Workers in your not-for-profit organisation can be employees, independent contractors or volunteers. The status of a worker may affect the tax treatment of dealings between your organisation and that worker.


Generally, a person is an employee if they:

  • can't pay someone to do the work they are contracted to perform (that is they cannot delegate or subcontract their work to another
  • receive payments either
    • for the amount of time (normally hours or shifts) they work
    • for each item or activity they do
    • on a commission basis
  • have work hours set by an agreement or award
  • use tools, equipment or other assets to complete their work that either
    • the employer gives them
    • they provide themselves, but the employer either gives them an allowance or pays them back for the cost of the items
  • receive paid leave, for example, sick, annual, recreation or long service leave
  • don't personally pay for mistakes made performing their work, the employer is responsible if they make a mistake and the employer pays for the cost of fixing it
  • follow any reasonable work requests their supervisor or employer makes
  • are seen to be part of the business carried on by the employer and aren't independent from it
  • are recognised as a part of (or an 'emanation' of) your organisation's business
  • don't take commercial risks and can't make a profit or loss from the work performed.
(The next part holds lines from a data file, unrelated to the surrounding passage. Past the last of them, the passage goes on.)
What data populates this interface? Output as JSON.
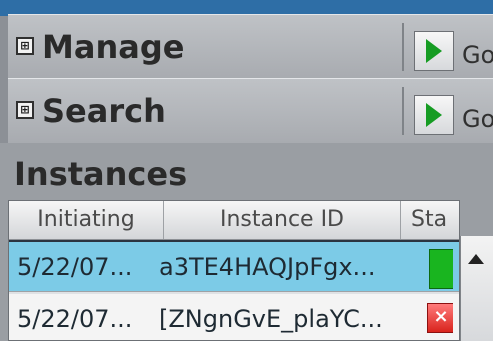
{
  "panels": [
    {
      "label": "Manage",
      "expander": "⊞",
      "go_label": "Go"
    },
    {
      "label": "Search",
      "expander": "⊞",
      "go_label": "Go"
    }
  ],
  "instances": {
    "title": "Instances",
    "columns": [
      "Initiating",
      "Instance ID",
      "Sta"
    ],
    "rows": [
      {
        "initiating": "5/22/07...",
        "instance_id": "a3TE4HAQJpFgx...",
        "status": "running",
        "selected": true
      },
      {
        "initiating": "5/22/07...",
        "instance_id": "[ZNgnGvE_plaYC...",
        "status": "error",
        "selected": false
      }
    ]
  },
  "icons": {
    "go": "play-arrow-icon",
    "expand": "expand-icon",
    "status_ok": "status-running-icon",
    "status_error": "status-error-icon",
    "scroll_up": "scroll-up-icon"
  },
  "colors": {
    "selection": "#7ccbe7",
    "go_arrow": "#169c23",
    "status_ok": "#19b51f",
    "status_error": "#d9241d"
  }
}
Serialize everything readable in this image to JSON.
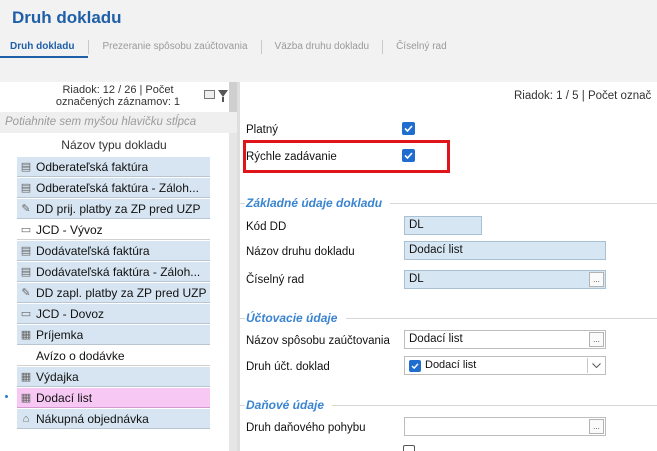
{
  "app": {
    "title": "Druh dokladu"
  },
  "tabs": [
    {
      "label": "Druh dokladu",
      "active": true
    },
    {
      "label": "Prezeranie spôsobu zaúčtovania",
      "active": false
    },
    {
      "label": "Väzba druhu dokladu",
      "active": false
    },
    {
      "label": "Číselný rad",
      "active": false
    }
  ],
  "left_panel": {
    "status_line1": "Riadok: 12 / 26 | Počet",
    "status_line2": "označených záznamov: 1",
    "group_hint": "Potiahnite sem myšou hlavičku stĺpca",
    "column_header": "Názov typu dokladu",
    "rows": [
      {
        "label": "Odberateľská faktúra",
        "icon": "invoice-icon"
      },
      {
        "label": "Odberateľská faktúra - Záloh...",
        "icon": "invoice-icon"
      },
      {
        "label": "DD prij. platby za ZP pred UZP",
        "icon": "pencil-icon"
      },
      {
        "label": "JCD - Vývoz",
        "icon": "document-icon"
      },
      {
        "label": "Dodávateľská faktúra",
        "icon": "invoice-icon"
      },
      {
        "label": "Dodávateľská faktúra - Záloh...",
        "icon": "invoice-icon"
      },
      {
        "label": "DD zapl. platby za ZP pred UZP",
        "icon": "pencil-icon"
      },
      {
        "label": "JCD - Dovoz",
        "icon": "document-icon"
      },
      {
        "label": "Príjemka",
        "icon": "receipt-icon"
      },
      {
        "label": "Avízo o dodávke",
        "icon": ""
      },
      {
        "label": "Výdajka",
        "icon": "receipt-icon"
      },
      {
        "label": "Dodací list",
        "icon": "receipt-icon"
      },
      {
        "label": "Nákupná objednávka",
        "icon": "cart-icon"
      }
    ]
  },
  "right_panel": {
    "status": "Riadok: 1 / 5 | Počet označ",
    "platny": {
      "label": "Platný",
      "checked": true
    },
    "rychle": {
      "label": "Rýchle zadávanie",
      "checked": true
    },
    "sections": {
      "basic": "Základné údaje dokladu",
      "accounting": "Účtovacie údaje",
      "tax": "Daňové údaje"
    },
    "fields": {
      "kod_dd": {
        "label": "Kód DD",
        "value": "DL"
      },
      "nazov_druhu": {
        "label": "Názov druhu dokladu",
        "value": "Dodací list"
      },
      "ciselny_rad": {
        "label": "Číselný rad",
        "value": "DL"
      },
      "nazov_sposobu": {
        "label": "Názov spôsobu zaúčtovania",
        "value": "Dodací list"
      },
      "druh_uct": {
        "label": "Druh účt. doklad",
        "value": "Dodací list"
      },
      "druh_danoveho": {
        "label": "Druh daňového pohybu",
        "value": ""
      }
    },
    "ellipsis": "..."
  },
  "colors": {
    "accent": "#1f5fa8",
    "section": "#3a84d0",
    "row": "#d7e5f2",
    "selected_row": "#f7c8f4",
    "highlight": "#e0141b"
  }
}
Independent contractor

Generally, an entity (such as an individual, partnership, trust or company) is an independent contractor if they:

  • can delegate or subcontract the work they are engaged to perform to another entity and are responsible for paying that other entity for the work undertaken on their behalf
  • receive all, or the majority, of the amount of their quote once they finish the work to an agreed standard
  • supply an invoice before they are paid
  • bring to the job all or most of the things (tools, equipment and materials) needed to do the work
  • buy or hire tools of trade or any equipment needed to do the work at their own expense
  • don't receive paid leave, for example, sick, annual, recreation or long service leave
  • are responsible for fixing their own mistakes at their own expense
  • can do the work in any way they like as long as the work is completed to
    • an agreed standard
    • the specific terms in the contract or agreement
  • could be operating their own business independently, which means they
    • complete the tasks or services as agreed to in the contract or agreement
    • are free to accept or refuse extra work.


Although there is no legal definition of 'volunteer' for tax purposes, a volunteer doesn't work under a contractual obligation for remuneration and would not be an employee or independent contractor.

Reporting and paying tax

Your not-for-profit organisation has similar reporting obligations to businesses, covering its income tax (if not exempt) and other obligations.

For example, your organisation uses activity statements to report and pay a number of tax obligations, including GST, pay as you go (PAYG) instalments, PAYG withholding and fringe benefits tax. Learn more about statements and returns.

There are a range of options for paying your tax. If you can’t pay on time, it’s important to contact us straight away to make appropriate arrangements to pay your tax debt. If you’re due for a refund we can pay it directly into your nominated account.

Keeping records

Keeping employment and payroll records for employees and contractor is an essential part of running your not-for-profit organisation. You must keep your records in an accessible form (either printed or electronic) for 5 years and they must be in English.

The Not-for-Profit LawExternal Link service can provide legal information and advice about these topics.

The obligations your not-for-profit organisation has for its employees and independent contractors.

NFP organisations may need to pay different types of taxes and may be entitled to concessions, credits and refunds.